Acrylic Dye

I have been reading a book by Jinks McGrath entitled Encyclopedia of
Jewelry-Making Techniques in which she describes a process of
shaping, then using a dye process on acrylic. I would like to do this
for one of my jewelry projects but the explicit process is not
explained in her book (page 13), nor have I been able to locate a
company with dye for acrylic. I am a student at the Herron School of
Art in Indianapolis.

In addition, I am trying to obtain small quantities of acrylic rods
in various colors. Does anyone know where I can obtain them?

Any assistance provided is appreciated.

Mary Moore

two possibilities come to mind for dying acrylic. one is usiner the
synthetic enamel Ceramit. I have used this myself with good results.
Be sure you mix the ratio for a hard finish as per instructions. The
colors come out very jewel tone and clear or opaque. the othe choice
is go to your local performing arts supplier and ask for bulb dye.
They dye light bulbs with it for display and theatre. I haven’t used
it in years but it should still be available and should work with
acrylic. Frank

G’day; (Sorry, I’m addicted & obsessed and can’t restrain myself)
Acrylic plastics cannot be dyed when not in their original liquid
form. Materials like solid Perspex (Methyl methacrylate, Lucite to
Americans) are homogenous and virtually impervious to dyeing. Painting,
yes. Surface colouring using certain solvent based dyes and pigments,
yes. But not dyed. However, you can buy acrylic (and other) resins in
liquid form which when mixed with appropriate dyes and/or pigments and
the proper catalyst, become solid with the colour homogenous
throughout the material, transparent or opaque according to what is

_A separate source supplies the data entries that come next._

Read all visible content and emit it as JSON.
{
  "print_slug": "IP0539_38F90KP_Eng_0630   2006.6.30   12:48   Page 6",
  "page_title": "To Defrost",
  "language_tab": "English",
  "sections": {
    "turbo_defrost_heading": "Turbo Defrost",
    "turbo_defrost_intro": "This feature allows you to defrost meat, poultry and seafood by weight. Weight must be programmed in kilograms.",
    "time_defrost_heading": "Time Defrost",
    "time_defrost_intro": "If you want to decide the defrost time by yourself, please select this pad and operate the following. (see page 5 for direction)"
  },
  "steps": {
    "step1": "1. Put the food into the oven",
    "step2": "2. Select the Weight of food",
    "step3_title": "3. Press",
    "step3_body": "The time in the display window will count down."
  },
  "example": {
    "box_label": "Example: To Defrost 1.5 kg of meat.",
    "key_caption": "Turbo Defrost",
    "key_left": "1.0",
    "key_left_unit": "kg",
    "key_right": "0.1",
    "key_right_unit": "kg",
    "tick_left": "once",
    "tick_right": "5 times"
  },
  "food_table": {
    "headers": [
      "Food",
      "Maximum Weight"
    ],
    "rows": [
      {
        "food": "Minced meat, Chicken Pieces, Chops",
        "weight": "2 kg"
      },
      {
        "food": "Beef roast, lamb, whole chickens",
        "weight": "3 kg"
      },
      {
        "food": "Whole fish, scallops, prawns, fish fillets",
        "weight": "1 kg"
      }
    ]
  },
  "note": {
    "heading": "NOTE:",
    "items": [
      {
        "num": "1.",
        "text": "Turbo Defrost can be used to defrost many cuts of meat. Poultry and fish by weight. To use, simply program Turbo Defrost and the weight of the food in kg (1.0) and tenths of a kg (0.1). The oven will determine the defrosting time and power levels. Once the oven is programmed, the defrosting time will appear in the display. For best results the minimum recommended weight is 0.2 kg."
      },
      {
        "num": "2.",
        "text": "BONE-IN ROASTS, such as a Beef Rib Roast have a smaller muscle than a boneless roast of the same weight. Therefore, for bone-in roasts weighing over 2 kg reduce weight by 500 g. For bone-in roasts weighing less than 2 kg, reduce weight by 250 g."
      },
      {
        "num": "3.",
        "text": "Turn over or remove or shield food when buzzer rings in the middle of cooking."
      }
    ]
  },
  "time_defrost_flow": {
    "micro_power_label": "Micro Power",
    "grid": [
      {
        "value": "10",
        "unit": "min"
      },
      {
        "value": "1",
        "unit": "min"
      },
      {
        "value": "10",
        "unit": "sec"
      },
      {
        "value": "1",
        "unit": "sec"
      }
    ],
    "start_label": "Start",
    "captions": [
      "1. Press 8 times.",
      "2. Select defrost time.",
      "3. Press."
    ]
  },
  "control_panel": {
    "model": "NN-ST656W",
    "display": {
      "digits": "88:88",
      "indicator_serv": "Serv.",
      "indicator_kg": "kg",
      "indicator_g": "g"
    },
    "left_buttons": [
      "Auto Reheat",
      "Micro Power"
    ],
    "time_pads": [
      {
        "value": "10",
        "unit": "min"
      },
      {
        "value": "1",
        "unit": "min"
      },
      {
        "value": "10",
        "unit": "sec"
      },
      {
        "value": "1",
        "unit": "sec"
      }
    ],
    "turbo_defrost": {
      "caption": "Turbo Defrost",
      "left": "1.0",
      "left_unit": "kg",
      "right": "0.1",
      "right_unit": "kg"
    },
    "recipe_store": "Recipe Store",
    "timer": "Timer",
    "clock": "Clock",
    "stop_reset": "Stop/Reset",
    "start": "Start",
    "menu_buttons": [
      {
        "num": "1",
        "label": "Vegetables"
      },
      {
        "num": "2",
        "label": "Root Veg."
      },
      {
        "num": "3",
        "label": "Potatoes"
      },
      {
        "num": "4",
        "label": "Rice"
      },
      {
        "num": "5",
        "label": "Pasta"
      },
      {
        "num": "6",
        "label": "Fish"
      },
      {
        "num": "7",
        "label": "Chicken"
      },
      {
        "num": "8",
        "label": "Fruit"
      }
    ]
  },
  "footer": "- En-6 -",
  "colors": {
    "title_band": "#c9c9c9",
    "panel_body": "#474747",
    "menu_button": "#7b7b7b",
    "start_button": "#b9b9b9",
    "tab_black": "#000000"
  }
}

What, you (well, some of you) ask, is the difference between a dye
and a pigment? Well, simply put, a dye will dissolve in some suitable
liquid; a pigment won’t. Dyes transmit light, pigments are opaque.
Thus; Wad (the blue material made from plants which the ancient
Britons once wore - bit cold, eh?) is a DYE So is black current juice
and blackberry juice and cochineal. Whereas ultramarine blue is made
from very finely ground lapis lazuli and mixed with oils as a PIGMENT.
(Leaned Ad Vine used it) So, to sum up, you DYE a piece of cloth, and
PAINT a house. But to thoroughly confuse the issue, you can paint your
nails with a transparent or an opaque paint!!! Isn’t English fun?
Bah, humbug. But Cheers anyway, – John Burgess